From the entries, copy out every line in which the word "mnemonic" is found.
*-*-*
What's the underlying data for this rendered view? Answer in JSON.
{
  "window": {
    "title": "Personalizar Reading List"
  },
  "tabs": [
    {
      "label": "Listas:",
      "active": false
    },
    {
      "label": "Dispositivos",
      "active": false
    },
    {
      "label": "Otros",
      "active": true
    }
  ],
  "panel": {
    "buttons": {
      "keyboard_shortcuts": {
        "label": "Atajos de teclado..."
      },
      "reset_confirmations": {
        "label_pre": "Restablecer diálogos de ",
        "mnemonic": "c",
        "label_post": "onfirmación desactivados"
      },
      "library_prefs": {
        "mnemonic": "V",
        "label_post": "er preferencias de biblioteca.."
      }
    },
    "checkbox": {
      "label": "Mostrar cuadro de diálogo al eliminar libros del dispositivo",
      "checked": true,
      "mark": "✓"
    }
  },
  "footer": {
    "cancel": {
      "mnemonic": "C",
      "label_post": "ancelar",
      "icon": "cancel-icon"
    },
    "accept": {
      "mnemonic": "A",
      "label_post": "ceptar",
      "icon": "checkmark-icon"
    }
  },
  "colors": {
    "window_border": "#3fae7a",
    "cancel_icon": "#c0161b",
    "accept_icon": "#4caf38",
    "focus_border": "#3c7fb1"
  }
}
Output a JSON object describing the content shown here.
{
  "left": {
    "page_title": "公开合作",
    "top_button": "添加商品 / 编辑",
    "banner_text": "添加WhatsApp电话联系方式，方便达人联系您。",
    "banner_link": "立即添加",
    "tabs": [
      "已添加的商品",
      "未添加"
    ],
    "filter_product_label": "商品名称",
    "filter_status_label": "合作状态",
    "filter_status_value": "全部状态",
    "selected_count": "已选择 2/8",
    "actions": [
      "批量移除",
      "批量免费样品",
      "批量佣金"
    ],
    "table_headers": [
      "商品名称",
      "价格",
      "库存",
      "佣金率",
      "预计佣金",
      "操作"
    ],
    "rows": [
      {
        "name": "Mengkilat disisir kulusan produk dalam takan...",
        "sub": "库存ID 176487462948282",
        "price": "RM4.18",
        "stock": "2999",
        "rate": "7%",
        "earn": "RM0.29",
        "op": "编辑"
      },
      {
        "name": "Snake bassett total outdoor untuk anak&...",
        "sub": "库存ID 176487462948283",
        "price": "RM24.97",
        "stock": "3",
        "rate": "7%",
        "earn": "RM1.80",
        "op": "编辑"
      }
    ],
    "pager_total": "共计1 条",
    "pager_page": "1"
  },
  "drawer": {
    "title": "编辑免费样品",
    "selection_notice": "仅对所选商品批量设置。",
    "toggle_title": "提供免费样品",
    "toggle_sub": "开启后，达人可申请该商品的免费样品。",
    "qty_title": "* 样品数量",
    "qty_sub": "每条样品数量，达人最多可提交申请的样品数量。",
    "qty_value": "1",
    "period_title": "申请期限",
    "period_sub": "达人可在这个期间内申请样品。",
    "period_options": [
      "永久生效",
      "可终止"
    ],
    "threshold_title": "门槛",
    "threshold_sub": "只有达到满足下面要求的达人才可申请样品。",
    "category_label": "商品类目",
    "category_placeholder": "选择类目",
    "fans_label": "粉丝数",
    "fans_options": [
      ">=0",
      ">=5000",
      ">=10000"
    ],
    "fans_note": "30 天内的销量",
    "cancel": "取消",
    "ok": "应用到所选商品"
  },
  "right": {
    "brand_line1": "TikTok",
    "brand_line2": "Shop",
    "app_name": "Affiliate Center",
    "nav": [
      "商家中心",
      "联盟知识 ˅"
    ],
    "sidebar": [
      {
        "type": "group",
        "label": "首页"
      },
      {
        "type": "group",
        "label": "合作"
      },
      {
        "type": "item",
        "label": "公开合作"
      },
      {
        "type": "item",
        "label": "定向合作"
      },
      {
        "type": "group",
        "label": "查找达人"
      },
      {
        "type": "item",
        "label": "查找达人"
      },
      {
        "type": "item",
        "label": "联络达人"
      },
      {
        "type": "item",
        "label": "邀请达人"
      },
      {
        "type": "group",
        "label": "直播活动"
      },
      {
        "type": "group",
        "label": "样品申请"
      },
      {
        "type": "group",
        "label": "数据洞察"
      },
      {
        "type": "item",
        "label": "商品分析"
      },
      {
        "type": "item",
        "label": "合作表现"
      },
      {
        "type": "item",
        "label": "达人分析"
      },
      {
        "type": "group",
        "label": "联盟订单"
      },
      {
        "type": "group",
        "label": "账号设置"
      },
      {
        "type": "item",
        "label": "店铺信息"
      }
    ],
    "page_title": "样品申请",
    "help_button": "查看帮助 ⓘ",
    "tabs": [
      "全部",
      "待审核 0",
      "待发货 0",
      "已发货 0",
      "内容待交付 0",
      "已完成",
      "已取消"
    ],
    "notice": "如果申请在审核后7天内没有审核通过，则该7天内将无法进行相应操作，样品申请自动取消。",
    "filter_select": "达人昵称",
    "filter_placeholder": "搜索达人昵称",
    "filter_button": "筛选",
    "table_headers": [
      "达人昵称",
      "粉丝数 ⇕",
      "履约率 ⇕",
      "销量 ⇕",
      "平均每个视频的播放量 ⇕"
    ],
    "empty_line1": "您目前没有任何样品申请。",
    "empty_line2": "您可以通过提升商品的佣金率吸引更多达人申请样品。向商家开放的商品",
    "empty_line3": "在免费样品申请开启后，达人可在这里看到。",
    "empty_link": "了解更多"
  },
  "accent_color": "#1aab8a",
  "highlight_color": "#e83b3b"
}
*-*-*
**Finished task**
        "mnemonic": "c",
        "mnemonic": "V",
      "mnemonic": "C",
      "mnemonic": "A",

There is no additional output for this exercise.